Your objective | The entire listing is to be repeated verbatim.

Exercise data |
◆ ◆ ◆

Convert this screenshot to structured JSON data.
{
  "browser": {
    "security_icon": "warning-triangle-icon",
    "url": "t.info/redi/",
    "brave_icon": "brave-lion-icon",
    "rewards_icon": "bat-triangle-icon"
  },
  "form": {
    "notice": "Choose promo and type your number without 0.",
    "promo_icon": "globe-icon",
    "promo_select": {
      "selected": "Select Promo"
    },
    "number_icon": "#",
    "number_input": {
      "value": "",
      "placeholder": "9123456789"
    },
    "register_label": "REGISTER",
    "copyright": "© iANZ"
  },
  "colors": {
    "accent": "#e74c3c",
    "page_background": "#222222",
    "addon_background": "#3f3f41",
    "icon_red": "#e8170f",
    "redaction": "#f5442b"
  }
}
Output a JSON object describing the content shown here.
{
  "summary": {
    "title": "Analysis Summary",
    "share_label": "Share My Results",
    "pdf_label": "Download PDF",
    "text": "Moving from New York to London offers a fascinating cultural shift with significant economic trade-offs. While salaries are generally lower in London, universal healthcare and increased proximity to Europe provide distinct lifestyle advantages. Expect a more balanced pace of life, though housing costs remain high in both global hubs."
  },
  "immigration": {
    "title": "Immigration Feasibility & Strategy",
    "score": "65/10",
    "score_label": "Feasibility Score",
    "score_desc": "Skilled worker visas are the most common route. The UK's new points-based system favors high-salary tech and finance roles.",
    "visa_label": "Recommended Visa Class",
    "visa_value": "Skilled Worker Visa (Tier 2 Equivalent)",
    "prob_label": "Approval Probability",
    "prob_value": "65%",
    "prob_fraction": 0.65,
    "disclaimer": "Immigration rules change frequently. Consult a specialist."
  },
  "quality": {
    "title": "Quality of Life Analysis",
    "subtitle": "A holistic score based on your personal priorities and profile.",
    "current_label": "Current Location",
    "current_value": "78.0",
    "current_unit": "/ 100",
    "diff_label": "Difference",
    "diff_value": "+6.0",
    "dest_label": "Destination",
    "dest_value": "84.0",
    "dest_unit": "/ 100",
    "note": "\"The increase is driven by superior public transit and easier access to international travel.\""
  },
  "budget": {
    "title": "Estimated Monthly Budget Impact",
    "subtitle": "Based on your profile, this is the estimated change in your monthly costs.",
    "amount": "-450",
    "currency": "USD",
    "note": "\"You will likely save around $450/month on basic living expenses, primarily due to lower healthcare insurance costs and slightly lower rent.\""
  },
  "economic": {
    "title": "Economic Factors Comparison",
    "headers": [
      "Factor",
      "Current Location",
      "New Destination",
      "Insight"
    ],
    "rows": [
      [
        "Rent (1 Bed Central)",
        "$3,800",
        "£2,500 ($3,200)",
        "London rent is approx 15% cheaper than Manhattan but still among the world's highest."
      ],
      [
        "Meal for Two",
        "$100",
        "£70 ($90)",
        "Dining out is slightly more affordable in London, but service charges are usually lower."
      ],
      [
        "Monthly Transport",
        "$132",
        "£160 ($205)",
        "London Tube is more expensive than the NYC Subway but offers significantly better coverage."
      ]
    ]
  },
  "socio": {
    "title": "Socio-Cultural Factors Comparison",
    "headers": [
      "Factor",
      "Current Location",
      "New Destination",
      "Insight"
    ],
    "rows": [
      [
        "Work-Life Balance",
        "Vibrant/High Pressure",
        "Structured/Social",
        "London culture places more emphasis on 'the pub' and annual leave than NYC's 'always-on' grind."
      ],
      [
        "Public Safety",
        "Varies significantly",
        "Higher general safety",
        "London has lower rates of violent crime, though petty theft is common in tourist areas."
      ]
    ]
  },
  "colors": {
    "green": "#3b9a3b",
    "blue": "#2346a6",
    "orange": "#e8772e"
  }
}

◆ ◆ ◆

Task response |
Convert this screenshot to structured JSON data.
{
  "browser": {
    "security_icon": "warning-triangle-icon",
    "url": "t.info/redi/",
    "brave_icon": "brave-lion-icon",
    "rewards_icon": "bat-triangle-icon"
  },
  "form": {
    "notice": "Choose promo and type your number without 0.",
    "promo_icon": "globe-icon",
    "promo_select": {
      "selected": "Select Promo"
    },
    "number_icon": "#",
    "number_input": {
      "value": "",
      "placeholder": "9123456789"
    },
    "register_label": "REGISTER",
    "copyright": "© iANZ"
  },
  "colors": {
    "accent": "#e74c3c",
    "page_background": "#222222",
    "addon_background": "#3f3f41",
    "icon_red": "#e8170f",
    "redaction": "#f5442b"
  }
}
Output a JSON object describing the content shown here.
{
  "summary": {
    "title": "Analysis Summary",
    "share_label": "Share My Results",
    "pdf_label": "Download PDF",
    "text": "Moving from New York to London offers a fascinating cultural shift with significant economic trade-offs. While salaries are generally lower in London, universal healthcare and increased proximity to Europe provide distinct lifestyle advantages. Expect a more balanced pace of life, though housing costs remain high in both global hubs."
  },
  "immigration": {
    "title": "Immigration Feasibility & Strategy",
    "score": "65/10",
    "score_label": "Feasibility Score",
    "score_desc": "Skilled worker visas are the most common route. The UK's new points-based system favors high-salary tech and finance roles.",
    "visa_label": "Recommended Visa Class",
    "visa_value": "Skilled Worker Visa (Tier 2 Equivalent)",
    "prob_label": "Approval Probability",
    "prob_value": "65%",
    "prob_fraction": 0.65,
    "disclaimer": "Immigration rules change frequently. Consult a specialist."
  },
  "quality": {
    "title": "Quality of Life Analysis",
    "subtitle": "A holistic score based on your personal priorities and profile.",
    "current_label": "Current Location",
    "current_value": "78.0",
    "current_unit": "/ 100",
    "diff_label": "Difference",
    "diff_value": "+6.0",
    "dest_label": "Destination",
    "dest_value": "84.0",
    "dest_unit": "/ 100",
    "note": "\"The increase is driven by superior public transit and easier access to international travel.\""
  },
  "budget": {
    "title": "Estimated Monthly Budget Impact",
    "subtitle": "Based on your profile, this is the estimated change in your monthly costs.",
    "amount": "-450",
    "currency": "USD",
    "note": "\"You will likely save around $450/month on basic living expenses, primarily due to lower healthcare insurance costs and slightly lower rent.\""
  },
  "economic": {
    "title": "Economic Factors Comparison",
    "headers": [
      "Factor",
      "Current Location",
      "New Destination",
      "Insight"
    ],
    "rows": [
      [
        "Rent (1 Bed Central)",
        "$3,800",
        "£2,500 ($3,200)",
        "London rent is approx 15% cheaper than Manhattan but still among the world's highest."
      ],
      [
        "Meal for Two",
        "$100",
        "£70 ($90)",
        "Dining out is slightly more affordable in London, but service charges are usually lower."
      ],
      [
        "Monthly Transport",
        "$132",
        "£160 ($205)",
        "London Tube is more expensive than the NYC Subway but offers significantly better coverage."
      ]
    ]
  },
  "socio": {
    "title": "Socio-Cultural Factors Comparison",
    "headers": [
      "Factor",
      "Current Location",
      "New Destination",
      "Insight"
    ],
    "rows": [
      [
        "Work-Life Balance",
        "Vibrant/High Pressure",
        "Structured/Social",
        "London culture places more emphasis on 'the pub' and annual leave than NYC's 'always-on' grind."
      ],
      [
        "Public Safety",
        "Varies significantly",
        "Higher general safety",
        "London has lower rates of violent crime, though petty theft is common in tourist areas."
      ]
    ]
  },
  "colors": {
    "green": "#3b9a3b",
    "blue": "#2346a6",
    "orange": "#e8772e"
  }
}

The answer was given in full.